Shuang and Liu Ci could not have chosen a worse time to send letters to the emperor. As mentioned before, Liu Ci and his brothers were always stigmatized with suspicions of rebellion. Sadly, just as the in-fighting royals of Hengshan were accusing each other of crimes, King Liu Ci’s brother, An (the ruler of Huainan), was accused of plotting rebellion and he committed suicide as legal pressure mounted against him. As Liu Ci and An were close, the central government suspected that the forces of Hengshan had been planning to join the rebellion, or at least had prior knowledge of the plot’s existence. Therefore, when Emperor Wu’s justice system announced investigations into Hengshan in 122 BCE, their inquiries were not simply about affairs and bickering brothers—instead the officials came with charges of rebellion.
As the story goes, the investigators spread a rumor that anyone who confessed willingly about their involvement with the plot would be pardoned and not punished. Xiao apparently trusted this statement and confessed that he had prior knowledge of the rebellion. Unfortunately, this confession likely caused the doom of his entire family. Soon after, Liu Ci’s palace was besieged to keep the king from escaping, and more law officials were dispatched to Hengshan to judge the doomed royal family of Hengshan. No mercy was shown. Emperor Wu’s Grand Historian and palace secretary, Sima Qian (c. 145-90 BCE), reported the gruesome fates of Liu Ci’s family:
“When the king heard of this [investigation], he cut his throat and died. Liu Xiao, because he had confessed on his own initiative, was pardoned from the accusation of revolt, instead he was tried on charges of having had illicit relations with one of his father’s maids and was executed in the market place. Queen Xulai was also accused of having killed the former queen, Chengshu, by black magic, while Crown Prince Liu Shuang was accused of having acted contrary to filial piety by reporting on his own father. Both were executed in the market place. All those who had taken part in the planned revolt with the king were executed along with their families” (Sima Qian, Shi ji 118).

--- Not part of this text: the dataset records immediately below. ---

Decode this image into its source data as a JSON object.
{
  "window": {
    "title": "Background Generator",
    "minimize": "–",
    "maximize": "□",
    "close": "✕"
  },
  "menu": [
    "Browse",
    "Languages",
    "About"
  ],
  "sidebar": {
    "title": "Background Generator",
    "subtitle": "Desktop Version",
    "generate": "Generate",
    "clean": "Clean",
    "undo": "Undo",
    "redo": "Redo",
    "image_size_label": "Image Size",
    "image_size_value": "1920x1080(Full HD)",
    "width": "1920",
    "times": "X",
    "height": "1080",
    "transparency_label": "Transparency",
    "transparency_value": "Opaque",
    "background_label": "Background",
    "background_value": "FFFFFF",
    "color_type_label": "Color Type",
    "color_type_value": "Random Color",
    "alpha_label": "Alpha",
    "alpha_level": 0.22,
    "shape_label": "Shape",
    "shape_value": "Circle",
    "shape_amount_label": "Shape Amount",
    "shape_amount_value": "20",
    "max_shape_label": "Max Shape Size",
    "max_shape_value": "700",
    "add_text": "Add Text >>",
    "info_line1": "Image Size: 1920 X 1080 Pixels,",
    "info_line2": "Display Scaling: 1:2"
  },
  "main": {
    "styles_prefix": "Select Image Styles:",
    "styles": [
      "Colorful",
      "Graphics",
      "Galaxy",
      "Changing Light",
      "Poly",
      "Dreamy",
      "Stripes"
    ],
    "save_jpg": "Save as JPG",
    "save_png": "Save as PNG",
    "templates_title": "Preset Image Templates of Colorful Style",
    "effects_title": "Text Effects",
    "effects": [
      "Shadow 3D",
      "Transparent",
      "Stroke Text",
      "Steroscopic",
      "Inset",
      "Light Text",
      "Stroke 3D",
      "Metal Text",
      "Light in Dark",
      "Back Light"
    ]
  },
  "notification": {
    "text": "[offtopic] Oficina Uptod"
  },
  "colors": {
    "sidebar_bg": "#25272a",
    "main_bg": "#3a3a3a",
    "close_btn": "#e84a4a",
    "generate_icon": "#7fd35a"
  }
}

Such was the fate of Liu Ci and his family in Hengshan. The entire family, in one way or another, was found guilty of something and executed. As usually happened after Emperor Wu had one of the kingdoms or princedoms in his empire purged, Liu Ci’s realm was dissolved and reorganized as a province that was controlled directly by the central government.
Written by C. Keith Hansley
Picture Attribution: (Mural from the Song Dynasty tomb of Zhao Daweng at Baisha in Yuxian, Henan, dated to 1099, [Public Domain] via Creative Commons).
Records of the Grand Historian (Shi ji) by Sima Qian, translated by Burton Watson. New York: Columbia University Press, 1993.